LaNier Echols, a dean at Carpe Diem Meridian charter school, hopes this fall to unseat Michael Brown, the longest serving board member of Indianapolis Public Schools.

The Columbus, Ohio, native originally came to the city to teach in Indianapolis Public Schools through Teach for America. She is backed by key school reform advocates, such as the Indianapolis Chamber of Commerce and the non-profit group Stand for Children for the District 5 seat. The election is Nov. 4.

Here is what Echols told Chalkbeat about her background, goals for the district and thoughts on education issues:

She attended a failing high school in St. Petersburg, Fla. after moving there as a teen.

“When I first came to high school we were an F school,” Echols said. “By the time I graduated we were a B. It’s the whole idea of turning around a perception, owning it. We didn’t like being a D or an F school. We wanted to prove to them that we’re better than that.”

Completing Teach for America at Indianapolis Public Schools was the hardest thing she’s ever done.

“I had a young lady come in late often,” she said. “I was thinking that she’s just being disrespectful. She was living in one bedroom apartment with six siblings, and she walked them to school. I was working from 7 a.m. to 7 p.m. to get them where they needed to go. That was pulling them at lunch. That was doing extra curriculuars because I was terrified to have some of my kids walk home knowing some of the situations some of them are in.”

So she left to become a dean at Carpe Diem charter school. 

“My role is to put out fires and support students,” said Echols, who organizes college fairs, teaches students how to fill out college and job applications, resolves disputes between students and meets with parents among other duties.
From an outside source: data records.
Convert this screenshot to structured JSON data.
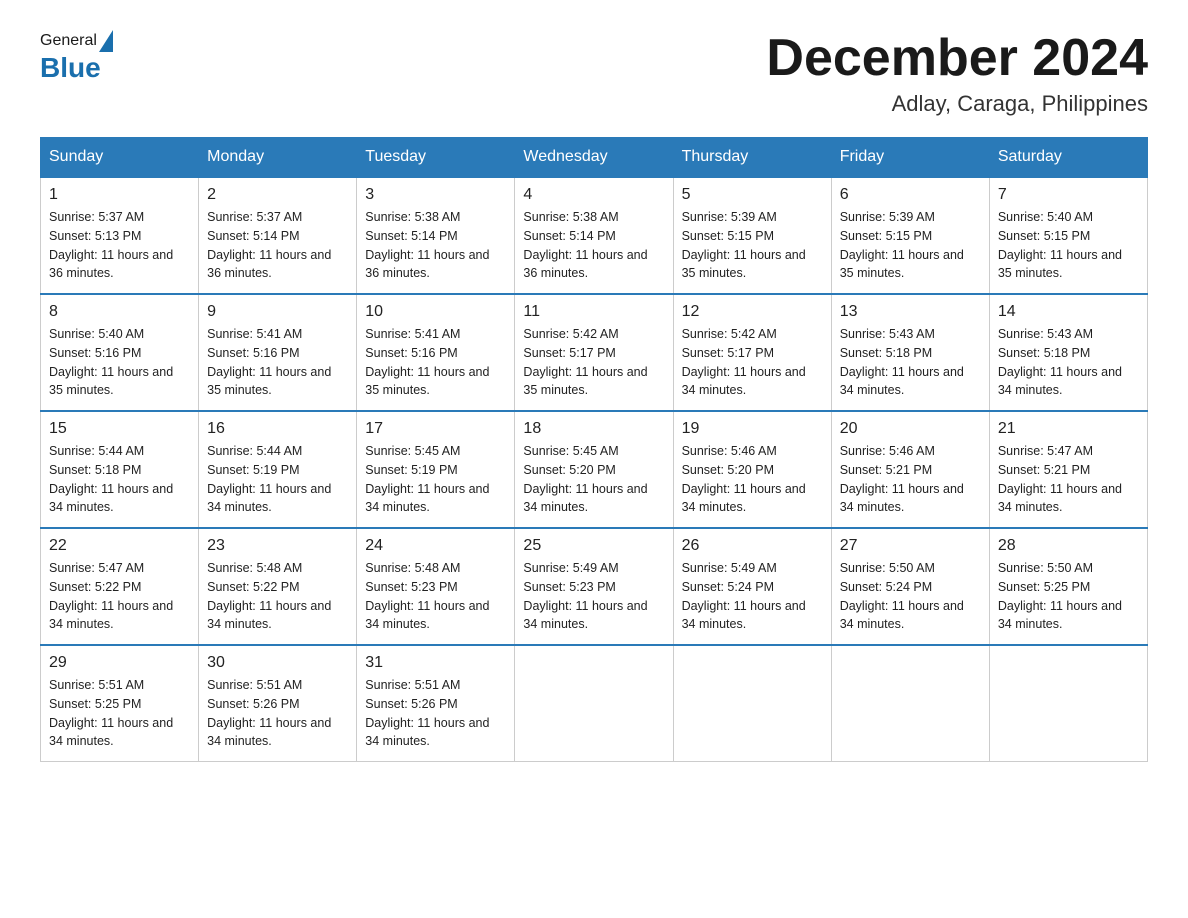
{
  "header": {
    "logo_general": "General",
    "logo_blue": "Blue",
    "month_title": "December 2024",
    "location": "Adlay, Caraga, Philippines"
  },
  "days_of_week": [
    "Sunday",
    "Monday",
    "Tuesday",
    "Wednesday",
    "Thursday",
    "Friday",
    "Saturday"
  ],
  "weeks": [
    [
      {
        "day": "1",
        "sunrise": "5:37 AM",
        "sunset": "5:13 PM",
        "daylight": "11 hours and 36 minutes."
      },
      {
        "day": "2",
        "sunrise": "5:37 AM",
        "sunset": "5:14 PM",
        "daylight": "11 hours and 36 minutes."
      },
      {
        "day": "3",
        "sunrise": "5:38 AM",
        "sunset": "5:14 PM",
        "daylight": "11 hours and 36 minutes."
      },
      {
        "day": "4",
        "sunrise": "5:38 AM",
        "sunset": "5:14 PM",
        "daylight": "11 hours and 36 minutes."
      },
      {
        "day": "5",
        "sunrise": "5:39 AM",
        "sunset": "5:15 PM",
        "daylight": "11 hours and 35 minutes."
      },
      {
        "day": "6",
        "sunrise": "5:39 AM",
        "sunset": "5:15 PM",
        "daylight": "11 hours and 35 minutes."
      },
      {
        "day": "7",
        "sunrise": "5:40 AM",
        "sunset": "5:15 PM",
        "daylight": "11 hours and 35 minutes."
      }
    ],
    [
      {
        "day": "8",
        "sunrise": "5:40 AM",
        "sunset": "5:16 PM",
        "daylight": "11 hours and 35 minutes."
      },
      {
        "day": "9",
        "sunrise": "5:41 AM",
        "sunset": "5:16 PM",
        "daylight": "11 hours and 35 minutes."
      },
      {
        "day": "10",
        "sunrise": "5:41 AM",
        "sunset": "5:16 PM",
        "daylight": "11 hours and 35 minutes."
      },
      {
        "day": "11",
        "sunrise": "5:42 AM",
        "sunset": "5:17 PM",
        "daylight": "11 hours and 35 minutes."
      },
      {
        "day": "12",
        "sunrise": "5:42 AM",
        "sunset": "5:17 PM",
        "daylight": "11 hours and 34 minutes."
      },
      {
        "day": "13",
        "sunrise": "5:43 AM",
        "sunset": "5:18 PM",
        "daylight": "11 hours and 34 minutes."
      },
      {
        "day": "14",
        "sunrise": "5:43 AM",
        "sunset": "5:18 PM",
        "daylight": "11 hours and 34 minutes."
      }
    ],
    [
      {
        "day": "15",
        "sunrise": "5:44 AM",
        "sunset": "5:18 PM",
        "daylight": "11 hours and 34 minutes."
      },
      {
        "day": "16",
        "sunrise": "5:44 AM",
        "sunset": "5:19 PM",
        "daylight": "11 hours and 34 minutes."
      },
      {
        "day": "17",
        "sunrise": "5:45 AM",
        "sunset": "5:19 PM",
        "daylight": "11 hours and 34 minutes."
      },
      {
        "day": "18",
        "sunrise": "5:45 AM",
        "sunset": "5:20 PM",
        "daylight": "11 hours and 34 minutes."
      },
      {
        "day": "19",
        "sunrise": "5:46 AM",
        "sunset": "5:20 PM",
        "daylight": "11 hours and 34 minutes."
      },
      {
        "day": "20",
        "sunrise": "5:46 AM",
        "sunset": "5:21 PM",
        "daylight": "11 hours and 34 minutes."
      },
      {
        "day": "21",
        "sunrise": "5:47 AM",
        "sunset": "5:21 PM",
        "daylight": "11 hours and 34 minutes."
      }
    ],
    [
      {
        "day": "22",
        "sunrise": "5:47 AM",
        "sunset": "5:22 PM",
        "daylight": "11 hours and 34 minutes."
      },
      {
        "day": "23",
        "sunrise": "5:48 AM",
        "sunset": "5:22 PM",
        "daylight": "11 hours and 34 minutes."
      },
      {
        "day": "24",
        "sunrise": "5:48 AM",
        "sunset": "5:23 PM",
        "daylight": "11 hours and 34 minutes."
      },
      {
        "day": "25",
        "sunrise": "5:49 AM",
        "sunset": "5:23 PM",
        "daylight": "11 hours and 34 minutes."
      },
      {
        "day": "26",
        "sunrise": "5:49 AM",
        "sunset": "5:24 PM",
        "daylight": "11 hours and 34 minutes."
      },
      {
        "day": "27",
        "sunrise": "5:50 AM",
        "sunset": "5:24 PM",
        "daylight": "11 hours and 34 minutes."
      },
      {
        "day": "28",
        "sunrise": "5:50 AM",
        "sunset": "5:25 PM",
        "daylight": "11 hours and 34 minutes."
      }
    ],
    [
      {
        "day": "29",
        "sunrise": "5:51 AM",
        "sunset": "5:25 PM",
        "daylight": "11 hours and 34 minutes."
      },
      {
        "day": "30",
        "sunrise": "5:51 AM",
        "sunset": "5:26 PM",
        "daylight": "11 hours and 34 minutes."
      },
      {
        "day": "31",
        "sunrise": "5:51 AM",
        "sunset": "5:26 PM",
        "daylight": "11 hours and 34 minutes."
      },
      null,
      null,
      null,
      null
    ]
  ],
  "labels": {
    "sunrise_prefix": "Sunrise: ",
    "sunset_prefix": "Sunset: ",
    "daylight_prefix": "Daylight: "
  }
}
“We have some really difficult conversations with kids and parents, and we have ‘a-ha!’ moments,” she said. “It’s a big small family.”

School autonomy matters to her.

“The school leader is one of the most important pieces of school success,” Echols said. “If you have a strong leader that has a vision, loves the kids and does what he needs to do because of the kids, it will be great. Harshman Middle School was a perfect example. (Former principal Bob Guffin) trusted us to know what was best for our students. He was keen on bringing the community into the school. Our professional development he was very concerned about. Everybody on that ‘bus’ wanted to go in a certain direction. That’s how our students scored the highest in the city.”

She supports IPS’ push to reevaluate how teachers are paid.

“They definitely deserve a raise,” Echols said. “In terms of evaluations, we need to revisit how and why we’re doing it. Visiting a teacher once and considering it done is definitely not the best way to evaluate them. Being more strategic with professional development is key.”

She wants to see more kids in preschool. 

“If we are really interested in growing this city of productive citizens, early childhood education is key,” she said. “As a board, if they have not done it already, they should be devising a plan to give to the General Assembly to figure out how we are going to do better by our children. It means pushing the elected officials, and I mean city as well as state representatives, to do what is needed for our children.”

Read more: Six critical questions the IPS school board race will answer

Meet the candidates: Attend Chalkbeat and WFYI’s Oct. 23 education conversation event at the Indianapolis Public Library